Josh was part of the media and outreach team working closely with StarKist management as well as with Greenpeace, convincing StarKist “to do the right thing.” Soon after the announcement, other major brands – Chicken of the Sea and Bumblebee – joined in. This result was the effect of many years of protests and boycotts with tuna companies being inundated with letters and drawings from hundreds of thousands of kids.


Time Magazine: The Earth Day Issue

For Earth Day 2000, Time Magazine published a special issue, “How to Save the Earth,” which featured a section on heroes for the planet. Time engaged Josh and his team to promote the issue and the earth heroes.

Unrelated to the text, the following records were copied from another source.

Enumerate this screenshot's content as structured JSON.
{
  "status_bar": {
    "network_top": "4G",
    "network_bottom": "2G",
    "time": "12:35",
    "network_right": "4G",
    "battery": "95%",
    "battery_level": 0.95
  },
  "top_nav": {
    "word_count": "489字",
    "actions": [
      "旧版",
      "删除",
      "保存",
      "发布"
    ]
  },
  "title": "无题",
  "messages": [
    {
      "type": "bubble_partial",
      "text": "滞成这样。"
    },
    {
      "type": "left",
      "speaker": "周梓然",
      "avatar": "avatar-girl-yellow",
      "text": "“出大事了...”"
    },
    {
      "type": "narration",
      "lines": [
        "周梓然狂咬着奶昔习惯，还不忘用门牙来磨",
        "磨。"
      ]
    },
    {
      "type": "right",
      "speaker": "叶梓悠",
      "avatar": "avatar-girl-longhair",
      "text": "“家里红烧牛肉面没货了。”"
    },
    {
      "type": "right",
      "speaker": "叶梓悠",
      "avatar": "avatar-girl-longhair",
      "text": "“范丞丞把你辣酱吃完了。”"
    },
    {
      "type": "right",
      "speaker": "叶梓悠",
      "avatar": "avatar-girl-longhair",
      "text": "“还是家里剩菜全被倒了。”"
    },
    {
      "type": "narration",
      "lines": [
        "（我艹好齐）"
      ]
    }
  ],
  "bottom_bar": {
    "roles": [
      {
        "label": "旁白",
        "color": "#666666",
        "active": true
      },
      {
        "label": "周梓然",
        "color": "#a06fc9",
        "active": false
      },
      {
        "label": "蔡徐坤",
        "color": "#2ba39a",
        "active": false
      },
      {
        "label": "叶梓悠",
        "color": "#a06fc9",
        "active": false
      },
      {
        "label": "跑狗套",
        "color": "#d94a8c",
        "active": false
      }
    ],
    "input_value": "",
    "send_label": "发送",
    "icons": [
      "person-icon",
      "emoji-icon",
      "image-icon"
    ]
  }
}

Even before the Internet and Facebook, before Twitter and Instagram, there was a sure-fire way to get a story out. All you had to do was hire Josh Baran to spread the word. When I was an editor at TIME magazine, Josh introduced me to some of my most valuable sources of information, particularly on environmental issues. No one is more plugged into the media world. And with the new tools of the Digital Age, he’s more effective than ever.
— Charles Alexander, former International Editor, Time Magazine

Yosemite Park and Curry Co

For nearly a century, the hotels and concessions in the great Yosemite Park was operated by the Curry Company, which for many years was owned by MCA / Univeral. Since Josh was actively involved with many Universal projects and also had environmental experience, he was asked to advise the Yosemite Park and Curry Company on various environmental issues. Because of the extraordinary special place Yosemite holds in our national parks system, any activity or impact in the Park is heavily scrutinized and potentially controversial. Because of various acquisitions and mergers, the Curry Company relinquished its role in 1993.  

Historic Awanhee Hotel in Yosemite Valley

Historic Awanhee Hotel in Yosemite Valley


California big green initiative - 1990

In 1990, in the light of the 20th anniversary of Earth Day and a growing new wave of environmental awareness, California Assemblyman Tom Hayden and then Attorney General John K. Van de Kamp launched what was generally called the "Big Green" initiative. This effort placed an initiative on the November ballot the would remove from the market 32 pesticides suspected of causing cancer or birth defects, limit emissions that contribute to global warming , and ban new drilling for oil or gas in state waters. It would also create a $300-million bond issue to buy ancient redwood forests, where logging would be prohibited forever. It was very bold and far reaching. Hayden hired Josh and his team to manage the communications, especially around the launch phase of the campaign. The media campaign was very successful not only making this initiative a big deal in California, but also nationally with a front page story in the New York Times. There was major business opposition to Big Green mostly from agriculture, timber, and oil and gas industries which spent tens of millions of dollars against the initiative and ultimately won.  That November, California elected a conservative Republican as governor - Pete Wilson.  Big Green was a bit before its time.